Although many historical pieces on display at the Miners Foundry, the Joseph Mayer pipe organ is a definite favorite. Born May 27, 1823 in Baden Wurttemberg, Germany, Joseph Severin Mayer was the first builder of organs in California. He immigrated to the United States in 1853 and initially worked in several organ factories in New York City. Eighteen months later, he left for California to try his luck in the gold fields. He prospected throughout the Mother Lode Country, but fortune did not favor his quest. He settled in Marysville in 1856 and eventually moved to San Francisco, where he established a successful organ business on the south side of Page Street, near Octavia. Joseph Mayer passed away on October 15, 1909 in San Francisco.
The organ was originally built in 1872 for a Jewish Temple located on lower Post Street. The congregation moved to a new building near Laguna in 1899. The organ moved with the congregation and therefore survived the Great Earthquake and Fire of 1906. The Temple later became the Zen Soto Mission, a Buddhist sect and the organ, not needed for services, was nearly forgotten. In 1966 a pipe organ technician named Paul Alexander discovered the organ in a dilapidated state and spent the next five years rebuilding it, together with Robert Hunt. The keyboards, main frame, manual actions, stop knobs, and wooden pipes are all original. Of the twenty eight organs built by Mayer in San Francisco, the only piece surviving to this day is the organ housed at the Miners Foundry.

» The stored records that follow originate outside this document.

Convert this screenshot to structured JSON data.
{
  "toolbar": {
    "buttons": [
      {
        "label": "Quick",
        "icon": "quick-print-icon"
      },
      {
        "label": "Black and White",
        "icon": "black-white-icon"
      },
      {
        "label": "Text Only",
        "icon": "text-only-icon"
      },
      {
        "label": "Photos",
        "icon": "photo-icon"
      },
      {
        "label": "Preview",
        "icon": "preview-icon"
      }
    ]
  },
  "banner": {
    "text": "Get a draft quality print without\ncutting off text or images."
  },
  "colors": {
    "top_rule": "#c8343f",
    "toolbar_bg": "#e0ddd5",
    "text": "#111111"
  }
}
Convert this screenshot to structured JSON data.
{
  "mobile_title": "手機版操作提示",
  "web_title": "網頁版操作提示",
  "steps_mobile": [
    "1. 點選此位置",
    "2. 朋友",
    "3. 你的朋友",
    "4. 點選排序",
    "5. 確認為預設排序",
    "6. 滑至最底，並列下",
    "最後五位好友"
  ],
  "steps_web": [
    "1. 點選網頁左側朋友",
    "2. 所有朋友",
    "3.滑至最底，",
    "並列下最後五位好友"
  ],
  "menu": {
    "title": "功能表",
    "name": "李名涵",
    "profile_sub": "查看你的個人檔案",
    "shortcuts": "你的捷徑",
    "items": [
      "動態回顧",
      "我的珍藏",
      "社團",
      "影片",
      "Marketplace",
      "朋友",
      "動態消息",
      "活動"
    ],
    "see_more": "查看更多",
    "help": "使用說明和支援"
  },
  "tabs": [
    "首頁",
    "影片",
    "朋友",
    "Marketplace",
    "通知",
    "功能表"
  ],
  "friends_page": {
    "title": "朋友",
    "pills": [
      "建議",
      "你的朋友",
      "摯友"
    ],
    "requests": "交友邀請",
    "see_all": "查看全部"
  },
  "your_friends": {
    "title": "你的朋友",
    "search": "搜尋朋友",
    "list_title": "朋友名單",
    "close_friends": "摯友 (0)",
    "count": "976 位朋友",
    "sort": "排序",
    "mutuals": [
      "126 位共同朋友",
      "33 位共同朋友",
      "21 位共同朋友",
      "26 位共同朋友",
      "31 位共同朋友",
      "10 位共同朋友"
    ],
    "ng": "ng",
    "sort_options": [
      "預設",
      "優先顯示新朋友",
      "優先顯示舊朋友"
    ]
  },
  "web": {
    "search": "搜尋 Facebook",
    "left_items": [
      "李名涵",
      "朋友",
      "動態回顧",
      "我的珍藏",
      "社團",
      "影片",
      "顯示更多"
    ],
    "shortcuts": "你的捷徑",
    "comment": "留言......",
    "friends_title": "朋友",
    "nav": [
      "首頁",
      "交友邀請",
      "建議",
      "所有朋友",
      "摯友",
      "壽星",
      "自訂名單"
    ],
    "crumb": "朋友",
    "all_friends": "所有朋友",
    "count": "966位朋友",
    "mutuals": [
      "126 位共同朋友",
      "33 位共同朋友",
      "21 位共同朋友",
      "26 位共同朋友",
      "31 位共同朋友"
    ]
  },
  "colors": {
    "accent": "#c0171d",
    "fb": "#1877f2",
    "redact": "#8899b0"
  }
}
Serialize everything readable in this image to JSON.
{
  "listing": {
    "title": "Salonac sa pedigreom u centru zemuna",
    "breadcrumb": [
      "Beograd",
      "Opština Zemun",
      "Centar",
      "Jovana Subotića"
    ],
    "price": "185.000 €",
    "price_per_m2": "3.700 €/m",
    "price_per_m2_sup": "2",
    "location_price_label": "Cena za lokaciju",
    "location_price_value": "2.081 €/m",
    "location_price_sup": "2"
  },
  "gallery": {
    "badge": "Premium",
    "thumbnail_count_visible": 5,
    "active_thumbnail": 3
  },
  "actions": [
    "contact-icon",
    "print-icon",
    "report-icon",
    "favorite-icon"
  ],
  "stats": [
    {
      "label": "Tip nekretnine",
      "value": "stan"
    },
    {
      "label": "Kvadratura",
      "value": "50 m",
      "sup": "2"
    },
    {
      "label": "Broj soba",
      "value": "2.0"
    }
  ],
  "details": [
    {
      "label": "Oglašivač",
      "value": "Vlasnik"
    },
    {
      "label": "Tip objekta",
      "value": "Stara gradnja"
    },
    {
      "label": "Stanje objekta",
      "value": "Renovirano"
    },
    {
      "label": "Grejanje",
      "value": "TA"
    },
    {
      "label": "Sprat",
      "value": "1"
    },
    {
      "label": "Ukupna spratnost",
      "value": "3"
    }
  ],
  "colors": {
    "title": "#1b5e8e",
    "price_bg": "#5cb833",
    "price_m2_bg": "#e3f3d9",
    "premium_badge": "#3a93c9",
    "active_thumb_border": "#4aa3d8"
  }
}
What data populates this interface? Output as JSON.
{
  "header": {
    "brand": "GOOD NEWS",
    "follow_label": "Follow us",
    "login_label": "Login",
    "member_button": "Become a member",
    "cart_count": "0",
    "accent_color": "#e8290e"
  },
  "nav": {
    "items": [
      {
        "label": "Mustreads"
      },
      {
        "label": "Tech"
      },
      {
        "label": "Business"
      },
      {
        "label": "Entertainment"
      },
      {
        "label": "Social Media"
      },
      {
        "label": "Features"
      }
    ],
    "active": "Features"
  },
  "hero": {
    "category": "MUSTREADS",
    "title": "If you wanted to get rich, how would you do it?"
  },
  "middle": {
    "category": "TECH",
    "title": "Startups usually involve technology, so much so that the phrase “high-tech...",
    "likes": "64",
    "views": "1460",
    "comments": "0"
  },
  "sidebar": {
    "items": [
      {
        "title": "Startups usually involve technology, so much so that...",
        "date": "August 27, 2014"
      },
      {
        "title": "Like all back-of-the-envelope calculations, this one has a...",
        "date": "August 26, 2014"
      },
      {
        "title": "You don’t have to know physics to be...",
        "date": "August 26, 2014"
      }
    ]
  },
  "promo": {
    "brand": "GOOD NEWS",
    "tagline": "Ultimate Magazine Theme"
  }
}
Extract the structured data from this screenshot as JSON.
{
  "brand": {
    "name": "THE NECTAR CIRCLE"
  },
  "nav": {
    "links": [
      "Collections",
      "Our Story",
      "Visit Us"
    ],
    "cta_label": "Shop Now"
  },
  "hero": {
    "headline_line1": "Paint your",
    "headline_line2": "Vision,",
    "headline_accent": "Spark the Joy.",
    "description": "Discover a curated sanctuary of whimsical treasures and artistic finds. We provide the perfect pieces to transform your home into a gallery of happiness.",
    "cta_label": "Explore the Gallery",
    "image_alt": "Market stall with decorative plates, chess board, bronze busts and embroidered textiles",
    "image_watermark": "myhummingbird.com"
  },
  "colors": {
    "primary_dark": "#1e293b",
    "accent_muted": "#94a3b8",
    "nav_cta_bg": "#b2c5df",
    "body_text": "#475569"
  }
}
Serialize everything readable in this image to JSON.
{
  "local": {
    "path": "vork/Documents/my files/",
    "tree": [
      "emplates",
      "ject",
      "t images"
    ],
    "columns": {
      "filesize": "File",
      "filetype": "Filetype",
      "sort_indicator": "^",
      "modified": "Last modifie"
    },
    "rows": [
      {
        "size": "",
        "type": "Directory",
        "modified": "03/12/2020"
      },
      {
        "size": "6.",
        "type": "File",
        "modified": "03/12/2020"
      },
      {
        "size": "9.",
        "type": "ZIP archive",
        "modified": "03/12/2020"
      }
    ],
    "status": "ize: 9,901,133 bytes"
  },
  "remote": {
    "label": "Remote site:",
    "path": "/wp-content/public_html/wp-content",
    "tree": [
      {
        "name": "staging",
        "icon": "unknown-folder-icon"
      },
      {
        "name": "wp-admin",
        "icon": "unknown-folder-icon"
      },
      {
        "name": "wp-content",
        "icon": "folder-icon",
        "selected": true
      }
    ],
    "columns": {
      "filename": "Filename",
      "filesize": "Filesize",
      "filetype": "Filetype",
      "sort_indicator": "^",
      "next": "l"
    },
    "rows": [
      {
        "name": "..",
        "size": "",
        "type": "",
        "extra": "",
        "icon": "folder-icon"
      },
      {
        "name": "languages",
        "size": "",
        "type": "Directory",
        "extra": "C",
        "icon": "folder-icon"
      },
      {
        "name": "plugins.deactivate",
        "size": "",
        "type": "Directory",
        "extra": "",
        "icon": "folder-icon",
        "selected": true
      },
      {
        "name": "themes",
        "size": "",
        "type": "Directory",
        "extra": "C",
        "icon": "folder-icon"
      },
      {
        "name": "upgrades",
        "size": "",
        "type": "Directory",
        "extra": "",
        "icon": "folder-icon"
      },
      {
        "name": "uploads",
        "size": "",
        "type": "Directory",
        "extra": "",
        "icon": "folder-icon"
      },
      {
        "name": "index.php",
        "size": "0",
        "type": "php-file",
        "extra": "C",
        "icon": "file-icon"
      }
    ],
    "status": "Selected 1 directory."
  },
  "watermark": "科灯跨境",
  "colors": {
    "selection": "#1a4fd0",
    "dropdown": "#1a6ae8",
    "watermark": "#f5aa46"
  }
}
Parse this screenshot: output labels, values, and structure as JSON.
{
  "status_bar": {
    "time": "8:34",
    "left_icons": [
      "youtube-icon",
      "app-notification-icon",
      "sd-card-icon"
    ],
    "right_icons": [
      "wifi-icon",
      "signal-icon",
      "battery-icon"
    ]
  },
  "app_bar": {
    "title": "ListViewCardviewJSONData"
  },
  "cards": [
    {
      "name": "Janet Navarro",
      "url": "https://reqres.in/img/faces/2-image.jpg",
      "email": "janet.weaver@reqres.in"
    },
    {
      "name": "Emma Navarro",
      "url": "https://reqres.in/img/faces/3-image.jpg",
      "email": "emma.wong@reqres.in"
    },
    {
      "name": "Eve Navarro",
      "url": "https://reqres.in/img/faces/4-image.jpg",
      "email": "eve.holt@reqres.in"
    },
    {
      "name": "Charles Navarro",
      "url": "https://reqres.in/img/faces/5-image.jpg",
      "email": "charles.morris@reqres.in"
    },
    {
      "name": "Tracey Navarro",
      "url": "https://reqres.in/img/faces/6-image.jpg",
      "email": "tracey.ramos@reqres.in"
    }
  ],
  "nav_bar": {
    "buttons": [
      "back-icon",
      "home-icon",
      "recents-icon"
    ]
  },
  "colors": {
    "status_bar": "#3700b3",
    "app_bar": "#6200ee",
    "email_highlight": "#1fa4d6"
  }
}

The organ was purchased in 1974 by David Osborn and Charles Woods, and installed in what was then the American Victorian Museum, now known as the Miners Foundry Cultural Center. A dedicatory recital was given by Reiko Oda-Lane on November 30, 1974, one hundred and two years after the organ was built. Many more organ concerts followed, to the delight of the Nevada County community. Sadly, the roof over the organ deteriorated over the years and leaks caused severe damage to the instrument, rendering it not playable. The organ remains a favorite historical piece for all who visit the Miners Foundry, and is a feature of our annual Fright Night Celebration.